• About this exercise
Give back the full data, retyped precisely.
○ ○ ○ ○ ○ ○ ○
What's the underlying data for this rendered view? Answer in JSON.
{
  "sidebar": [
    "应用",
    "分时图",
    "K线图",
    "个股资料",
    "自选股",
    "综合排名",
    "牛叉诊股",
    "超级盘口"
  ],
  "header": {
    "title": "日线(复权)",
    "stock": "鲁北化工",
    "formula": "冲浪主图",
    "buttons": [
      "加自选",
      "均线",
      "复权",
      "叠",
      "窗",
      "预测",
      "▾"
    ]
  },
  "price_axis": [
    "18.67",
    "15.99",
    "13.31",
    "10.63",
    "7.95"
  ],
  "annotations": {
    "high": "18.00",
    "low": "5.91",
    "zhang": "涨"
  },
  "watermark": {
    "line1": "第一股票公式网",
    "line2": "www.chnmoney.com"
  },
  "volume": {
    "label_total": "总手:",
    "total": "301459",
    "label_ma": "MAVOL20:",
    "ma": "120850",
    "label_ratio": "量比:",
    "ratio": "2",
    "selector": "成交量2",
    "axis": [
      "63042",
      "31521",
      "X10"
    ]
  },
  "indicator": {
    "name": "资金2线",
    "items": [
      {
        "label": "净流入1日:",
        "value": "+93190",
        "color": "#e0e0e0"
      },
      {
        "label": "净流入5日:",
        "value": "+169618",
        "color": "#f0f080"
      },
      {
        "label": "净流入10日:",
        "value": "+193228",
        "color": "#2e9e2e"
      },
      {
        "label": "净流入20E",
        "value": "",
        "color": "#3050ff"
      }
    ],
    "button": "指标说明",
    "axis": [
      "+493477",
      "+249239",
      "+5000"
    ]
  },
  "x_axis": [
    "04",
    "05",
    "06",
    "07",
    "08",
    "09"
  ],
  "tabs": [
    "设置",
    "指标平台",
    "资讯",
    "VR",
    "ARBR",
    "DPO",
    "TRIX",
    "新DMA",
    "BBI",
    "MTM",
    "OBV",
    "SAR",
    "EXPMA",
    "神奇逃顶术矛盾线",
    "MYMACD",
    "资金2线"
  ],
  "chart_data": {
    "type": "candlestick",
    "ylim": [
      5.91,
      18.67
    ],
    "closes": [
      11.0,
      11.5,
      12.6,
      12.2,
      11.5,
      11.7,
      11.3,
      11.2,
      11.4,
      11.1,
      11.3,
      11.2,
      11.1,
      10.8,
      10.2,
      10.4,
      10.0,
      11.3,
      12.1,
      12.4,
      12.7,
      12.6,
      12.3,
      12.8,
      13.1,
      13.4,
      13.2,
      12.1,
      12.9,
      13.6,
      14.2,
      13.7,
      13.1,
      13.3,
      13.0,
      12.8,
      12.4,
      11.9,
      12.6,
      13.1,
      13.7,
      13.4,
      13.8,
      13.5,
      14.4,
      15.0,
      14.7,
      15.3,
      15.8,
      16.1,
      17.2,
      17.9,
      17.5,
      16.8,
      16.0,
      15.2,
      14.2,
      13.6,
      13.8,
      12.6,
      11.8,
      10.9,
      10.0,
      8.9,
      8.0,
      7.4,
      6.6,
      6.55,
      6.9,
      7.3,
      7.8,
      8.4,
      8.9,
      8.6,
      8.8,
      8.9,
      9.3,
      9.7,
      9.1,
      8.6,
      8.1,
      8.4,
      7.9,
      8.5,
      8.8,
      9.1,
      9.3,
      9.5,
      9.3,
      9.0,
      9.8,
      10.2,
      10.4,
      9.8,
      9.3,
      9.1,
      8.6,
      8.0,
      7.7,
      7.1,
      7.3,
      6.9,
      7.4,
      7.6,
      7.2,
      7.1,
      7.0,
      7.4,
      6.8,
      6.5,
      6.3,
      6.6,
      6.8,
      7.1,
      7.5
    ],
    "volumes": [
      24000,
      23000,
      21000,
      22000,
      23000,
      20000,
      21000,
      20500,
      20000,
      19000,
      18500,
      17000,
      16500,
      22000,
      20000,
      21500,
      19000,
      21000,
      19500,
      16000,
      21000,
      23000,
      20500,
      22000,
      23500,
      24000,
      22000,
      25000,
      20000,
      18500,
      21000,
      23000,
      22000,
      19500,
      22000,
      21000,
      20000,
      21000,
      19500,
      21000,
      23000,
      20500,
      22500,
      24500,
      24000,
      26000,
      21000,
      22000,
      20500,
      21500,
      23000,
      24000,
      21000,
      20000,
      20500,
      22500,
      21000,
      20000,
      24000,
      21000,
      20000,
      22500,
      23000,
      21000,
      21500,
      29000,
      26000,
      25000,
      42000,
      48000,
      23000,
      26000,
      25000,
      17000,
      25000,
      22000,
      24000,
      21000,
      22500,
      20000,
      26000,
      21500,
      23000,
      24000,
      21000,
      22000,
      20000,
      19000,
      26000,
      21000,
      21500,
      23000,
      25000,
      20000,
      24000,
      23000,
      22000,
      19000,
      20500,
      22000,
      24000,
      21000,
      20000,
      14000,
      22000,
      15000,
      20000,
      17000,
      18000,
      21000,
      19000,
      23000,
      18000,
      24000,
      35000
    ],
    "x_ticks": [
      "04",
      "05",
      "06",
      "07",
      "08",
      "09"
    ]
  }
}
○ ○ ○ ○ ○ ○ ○
• Task response
What's the underlying data for this rendered view? Answer in JSON.
{
  "sidebar": [
    "应用",
    "分时图",
    "K线图",
    "个股资料",
    "自选股",
    "综合排名",
    "牛叉诊股",
    "超级盘口"
  ],
  "header": {
    "title": "日线(复权)",
    "stock": "鲁北化工",
    "formula": "冲浪主图",
    "buttons": [
      "加自选",
      "均线",
      "复权",
      "叠",
      "窗",
      "预测",
      "▾"
    ]
  },
  "price_axis": [
    "18.67",
    "15.99",
    "13.31",
    "10.63",
    "7.95"
  ],
  "annotations": {
    "high": "18.00",
    "low": "5.91",
    "zhang": "涨"
  },
  "watermark": {
    "line1": "第一股票公式网",
    "line2": "www.chnmoney.com"
  },
  "volume": {
    "label_total": "总手:",
    "total": "301459",
    "label_ma": "MAVOL20:",
    "ma": "120850",
    "label_ratio": "量比:",
    "ratio": "2",
    "selector": "成交量2",
    "axis": [
      "63042",
      "31521",
      "X10"
    ]
  },
  "indicator": {
    "name": "资金2线",
    "items": [
      {
        "label": "净流入1日:",
        "value": "+93190",
        "color": "#e0e0e0"
      },
      {
        "label": "净流入5日:",
        "value": "+169618",
        "color": "#f0f080"
      },
      {
        "label": "净流入10日:",
        "value": "+193228",
        "color": "#2e9e2e"
      },
      {
        "label": "净流入20E",
        "value": "",
        "color": "#3050ff"
      }
    ],
    "button": "指标说明",
    "axis": [
      "+493477",
      "+249239",
      "+5000"
    ]
  },
  "x_axis": [
    "04",
    "05",
    "06",
    "07",
    "08",
    "09"
  ],
  "tabs": [
    "设置",
    "指标平台",
    "资讯",
    "VR",
    "ARBR",
    "DPO",
    "TRIX",
    "新DMA",
    "BBI",
    "MTM",
    "OBV",
    "SAR",
    "EXPMA",
    "神奇逃顶术矛盾线",
    "MYMACD",
    "资金2线"
  ],
  "chart_data": {
    "type": "candlestick",
    "ylim": [
      5.91,
      18.67
    ],
    "closes": [
      11.0,
      11.5,
      12.6,
      12.2,
      11.5,
      11.7,
      11.3,
      11.2,
      11.4,
      11.1,
      11.3,
      11.2,
      11.1,
      10.8,
      10.2,
      10.4,
      10.0,
      11.3,
      12.1,
      12.4,
      12.7,
      12.6,
      12.3,
      12.8,
      13.1,
      13.4,
      13.2,
      12.1,
      12.9,
      13.6,
      14.2,
      13.7,
      13.1,
      13.3,
      13.0,
      12.8,
      12.4,
      11.9,
      12.6,
      13.1,
      13.7,
      13.4,
      13.8,
      13.5,
      14.4,
      15.0,
      14.7,
      15.3,
      15.8,
      16.1,
      17.2,
      17.9,
      17.5,
      16.8,
      16.0,
      15.2,
      14.2,
      13.6,
      13.8,
      12.6,
      11.8,
      10.9,
      10.0,
      8.9,
      8.0,
      7.4,
      6.6,
      6.55,
      6.9,
      7.3,
      7.8,
      8.4,
      8.9,
      8.6,
      8.8,
      8.9,
      9.3,
      9.7,
      9.1,
      8.6,
      8.1,
      8.4,
      7.9,
      8.5,
      8.8,
      9.1,
      9.3,
      9.5,
      9.3,
      9.0,
      9.8,
      10.2,
      10.4,
      9.8,
      9.3,
      9.1,
      8.6,
      8.0,
      7.7,
      7.1,
      7.3,
      6.9,
      7.4,
      7.6,
      7.2,
      7.1,
      7.0,
      7.4,
      6.8,
      6.5,
      6.3,
      6.6,
      6.8,
      7.1,
      7.5
    ],
    "volumes": [
      24000,
      23000,
      21000,
      22000,
      23000,
      20000,
      21000,
      20500,
      20000,
      19000,
      18500,
      17000,
      16500,
      22000,
      20000,
      21500,
      19000,
      21000,
      19500,
      16000,
      21000,
      23000,
      20500,
      22000,
      23500,
      24000,
      22000,
      25000,
      20000,
      18500,
      21000,
      23000,
      22000,
      19500,
      22000,
      21000,
      20000,
      21000,
      19500,
      21000,
      23000,
      20500,
      22500,
      24500,
      24000,
      26000,
      21000,
      22000,
      20500,
      21500,
      23000,
      24000,
      21000,
      20000,
      20500,
      22500,
      21000,
      20000,
      24000,
      21000,
      20000,
      22500,
      23000,
      21000,
      21500,
      29000,
      26000,
      25000,
      42000,
      48000,
      23000,
      26000,
      25000,
      17000,
      25000,
      22000,
      24000,
      21000,
      22500,
      20000,
      26000,
      21500,
      23000,
      24000,
      21000,
      22000,
      20000,
      19000,
      26000,
      21000,
      21500,
      23000,
      25000,
      20000,
      24000,
      23000,
      22000,
      19000,
      20500,
      22000,
      24000,
      21000,
      20000,
      14000,
      22000,
      15000,
      20000,
      17000,
      18000,
      21000,
      19000,
      23000,
      18000,
      24000,
      35000
    ],
    "x_ticks": [
      "04",
      "05",
      "06",
      "07",
      "08",
      "09"
    ]
  }
}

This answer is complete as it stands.